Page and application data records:
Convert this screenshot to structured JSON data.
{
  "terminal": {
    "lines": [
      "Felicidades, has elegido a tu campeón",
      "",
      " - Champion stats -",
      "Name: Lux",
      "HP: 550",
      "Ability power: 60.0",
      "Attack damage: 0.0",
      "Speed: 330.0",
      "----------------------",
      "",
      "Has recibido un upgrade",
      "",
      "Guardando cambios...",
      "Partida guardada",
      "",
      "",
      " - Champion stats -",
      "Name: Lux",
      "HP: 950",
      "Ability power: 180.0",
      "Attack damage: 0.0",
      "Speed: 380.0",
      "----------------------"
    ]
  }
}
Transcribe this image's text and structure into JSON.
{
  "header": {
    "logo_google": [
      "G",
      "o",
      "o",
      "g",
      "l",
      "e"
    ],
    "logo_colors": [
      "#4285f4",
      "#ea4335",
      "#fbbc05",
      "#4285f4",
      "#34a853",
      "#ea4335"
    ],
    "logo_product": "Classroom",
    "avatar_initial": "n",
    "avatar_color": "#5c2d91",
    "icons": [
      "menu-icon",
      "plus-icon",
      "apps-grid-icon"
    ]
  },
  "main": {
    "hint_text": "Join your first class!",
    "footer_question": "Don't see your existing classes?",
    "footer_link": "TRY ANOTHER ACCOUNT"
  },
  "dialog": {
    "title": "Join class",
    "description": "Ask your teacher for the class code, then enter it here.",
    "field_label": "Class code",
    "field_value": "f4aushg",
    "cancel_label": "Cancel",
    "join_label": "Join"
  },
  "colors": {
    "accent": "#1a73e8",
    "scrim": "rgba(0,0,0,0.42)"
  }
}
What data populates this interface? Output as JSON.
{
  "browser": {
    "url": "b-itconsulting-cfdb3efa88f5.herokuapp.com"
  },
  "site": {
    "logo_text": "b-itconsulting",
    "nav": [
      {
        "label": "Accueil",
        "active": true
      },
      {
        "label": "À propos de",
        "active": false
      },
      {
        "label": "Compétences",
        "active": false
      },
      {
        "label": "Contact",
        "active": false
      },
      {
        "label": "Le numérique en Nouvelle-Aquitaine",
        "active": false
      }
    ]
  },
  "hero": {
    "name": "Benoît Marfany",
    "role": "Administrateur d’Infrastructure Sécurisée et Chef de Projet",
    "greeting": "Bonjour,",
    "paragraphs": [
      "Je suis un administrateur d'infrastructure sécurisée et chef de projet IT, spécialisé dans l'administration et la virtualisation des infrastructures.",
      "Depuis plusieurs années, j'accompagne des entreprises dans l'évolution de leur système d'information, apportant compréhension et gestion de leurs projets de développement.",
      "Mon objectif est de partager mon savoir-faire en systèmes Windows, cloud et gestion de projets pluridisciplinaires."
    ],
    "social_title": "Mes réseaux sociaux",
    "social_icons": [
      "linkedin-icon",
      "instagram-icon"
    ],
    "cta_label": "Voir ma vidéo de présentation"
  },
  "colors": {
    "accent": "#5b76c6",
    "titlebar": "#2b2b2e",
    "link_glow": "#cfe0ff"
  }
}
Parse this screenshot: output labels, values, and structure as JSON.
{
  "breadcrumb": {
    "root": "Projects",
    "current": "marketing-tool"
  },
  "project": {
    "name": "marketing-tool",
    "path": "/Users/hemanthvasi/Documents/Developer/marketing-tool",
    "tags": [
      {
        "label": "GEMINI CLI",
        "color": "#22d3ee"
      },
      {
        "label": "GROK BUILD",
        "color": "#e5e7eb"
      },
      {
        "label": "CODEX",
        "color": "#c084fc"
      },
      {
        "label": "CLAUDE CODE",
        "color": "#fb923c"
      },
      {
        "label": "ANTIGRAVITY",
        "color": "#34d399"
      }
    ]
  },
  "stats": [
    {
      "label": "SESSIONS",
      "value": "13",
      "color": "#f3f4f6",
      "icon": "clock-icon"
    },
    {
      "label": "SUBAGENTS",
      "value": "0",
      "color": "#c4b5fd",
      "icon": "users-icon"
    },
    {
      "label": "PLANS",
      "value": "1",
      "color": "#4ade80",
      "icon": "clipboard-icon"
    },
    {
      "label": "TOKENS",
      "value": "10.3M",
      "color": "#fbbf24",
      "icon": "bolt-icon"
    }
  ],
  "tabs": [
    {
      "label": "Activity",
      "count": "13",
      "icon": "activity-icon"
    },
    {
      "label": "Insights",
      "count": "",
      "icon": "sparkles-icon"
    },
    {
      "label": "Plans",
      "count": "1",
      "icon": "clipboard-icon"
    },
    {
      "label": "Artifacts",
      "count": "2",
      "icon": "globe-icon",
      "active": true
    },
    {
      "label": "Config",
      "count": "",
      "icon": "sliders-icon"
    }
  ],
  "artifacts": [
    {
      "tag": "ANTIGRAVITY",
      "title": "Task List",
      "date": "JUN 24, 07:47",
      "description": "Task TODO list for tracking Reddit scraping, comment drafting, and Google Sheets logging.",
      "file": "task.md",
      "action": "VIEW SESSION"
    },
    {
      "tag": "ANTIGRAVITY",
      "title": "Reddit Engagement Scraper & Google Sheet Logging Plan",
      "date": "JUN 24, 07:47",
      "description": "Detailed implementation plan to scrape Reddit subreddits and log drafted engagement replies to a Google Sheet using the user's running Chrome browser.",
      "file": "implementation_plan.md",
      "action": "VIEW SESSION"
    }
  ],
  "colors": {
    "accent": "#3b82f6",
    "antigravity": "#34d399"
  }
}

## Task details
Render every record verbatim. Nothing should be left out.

## Answer for the task
Convert this screenshot to structured JSON data.
{
  "terminal": {
    "lines": [
      "Felicidades, has elegido a tu campeón",
      "",
      " - Champion stats -",
      "Name: Lux",
      "HP: 550",
      "Ability power: 60.0",
      "Attack damage: 0.0",
      "Speed: 330.0",
      "----------------------",
      "",
      "Has recibido un upgrade",
      "",
      "Guardando cambios...",
      "Partida guardada",
      "",
      "",
      " - Champion stats -",
      "Name: Lux",
      "HP: 950",
      "Ability power: 180.0",
      "Attack damage: 0.0",
      "Speed: 380.0",
      "----------------------"
    ]
  }
}
Transcribe this image's text and structure into JSON.
{
  "header": {
    "logo_google": [
      "G",
      "o",
      "o",
      "g",
      "l",
      "e"
    ],
    "logo_colors": [
      "#4285f4",
      "#ea4335",
      "#fbbc05",
      "#4285f4",
      "#34a853",
      "#ea4335"
    ],
    "logo_product": "Classroom",
    "avatar_initial": "n",
    "avatar_color": "#5c2d91",
    "icons": [
      "menu-icon",
      "plus-icon",
      "apps-grid-icon"
    ]
  },
  "main": {
    "hint_text": "Join your first class!",
    "footer_question": "Don't see your existing classes?",
    "footer_link": "TRY ANOTHER ACCOUNT"
  },
  "dialog": {
    "title": "Join class",
    "description": "Ask your teacher for the class code, then enter it here.",
    "field_label": "Class code",
    "field_value": "f4aushg",
    "cancel_label": "Cancel",
    "join_label": "Join"
  },
  "colors": {
    "accent": "#1a73e8",
    "scrim": "rgba(0,0,0,0.42)"
  }
}
What data populates this interface? Output as JSON.
{
  "browser": {
    "url": "b-itconsulting-cfdb3efa88f5.herokuapp.com"
  },
  "site": {
    "logo_text": "b-itconsulting",
    "nav": [
      {
        "label": "Accueil",
        "active": true
      },
      {
        "label": "À propos de",
        "active": false
      },
      {
        "label": "Compétences",
        "active": false
      },
      {
        "label": "Contact",
        "active": false
      },
      {
        "label": "Le numérique en Nouvelle-Aquitaine",
        "active": false
      }
    ]
  },
  "hero": {
    "name": "Benoît Marfany",
    "role": "Administrateur d’Infrastructure Sécurisée et Chef de Projet",
    "greeting": "Bonjour,",
    "paragraphs": [
      "Je suis un administrateur d'infrastructure sécurisée et chef de projet IT, spécialisé dans l'administration et la virtualisation des infrastructures.",
      "Depuis plusieurs années, j'accompagne des entreprises dans l'évolution de leur système d'information, apportant compréhension et gestion de leurs projets de développement.",
      "Mon objectif est de partager mon savoir-faire en systèmes Windows, cloud et gestion de projets pluridisciplinaires."
    ],
    "social_title": "Mes réseaux sociaux",
    "social_icons": [
      "linkedin-icon",
      "instagram-icon"
    ],
    "cta_label": "Voir ma vidéo de présentation"
  },
  "colors": {
    "accent": "#5b76c6",
    "titlebar": "#2b2b2e",
    "link_glow": "#cfe0ff"
  }
}
Parse this screenshot: output labels, values, and structure as JSON.
{
  "breadcrumb": {
    "root": "Projects",
    "current": "marketing-tool"
  },
  "project": {
    "name": "marketing-tool",
    "path": "/Users/hemanthvasi/Documents/Developer/marketing-tool",
    "tags": [
      {
        "label": "GEMINI CLI",
        "color": "#22d3ee"
      },
      {
        "label": "GROK BUILD",
        "color": "#e5e7eb"
      },
      {
        "label": "CODEX",
        "color": "#c084fc"
      },
      {
        "label": "CLAUDE CODE",
        "color": "#fb923c"
      },
      {
        "label": "ANTIGRAVITY",
        "color": "#34d399"
      }
    ]
  },
  "stats": [
    {
      "label": "SESSIONS",
      "value": "13",
      "color": "#f3f4f6",
      "icon": "clock-icon"
    },
    {
      "label": "SUBAGENTS",
      "value": "0",
      "color": "#c4b5fd",
      "icon": "users-icon"
    },
    {
      "label": "PLANS",
      "value": "1",
      "color": "#4ade80",
      "icon": "clipboard-icon"
    },
    {
      "label": "TOKENS",
      "value": "10.3M",
      "color": "#fbbf24",
      "icon": "bolt-icon"
    }
  ],
  "tabs": [
    {
      "label": "Activity",
      "count": "13",
      "icon": "activity-icon"
    },
    {
      "label": "Insights",
      "count": "",
      "icon": "sparkles-icon"
    },
    {
      "label": "Plans",
      "count": "1",
      "icon": "clipboard-icon"
    },
    {
      "label": "Artifacts",
      "count": "2",
      "icon": "globe-icon",
      "active": true
    },
    {
      "label": "Config",
      "count": "",
      "icon": "sliders-icon"
    }
  ],
  "artifacts": [
    {
      "tag": "ANTIGRAVITY",
      "title": "Task List",
      "date": "JUN 24, 07:47",
      "description": "Task TODO list for tracking Reddit scraping, comment drafting, and Google Sheets logging.",
      "file": "task.md",
      "action": "VIEW SESSION"
    },
    {
      "tag": "ANTIGRAVITY",
      "title": "Reddit Engagement Scraper & Google Sheet Logging Plan",
      "date": "JUN 24, 07:47",
      "description": "Detailed implementation plan to scrape Reddit subreddits and log drafted engagement replies to a Google Sheet using the user's running Chrome browser.",
      "file": "implementation_plan.md",
      "action": "VIEW SESSION"
    }
  ],
  "colors": {
    "accent": "#3b82f6",
    "antigravity": "#34d399"
  }
}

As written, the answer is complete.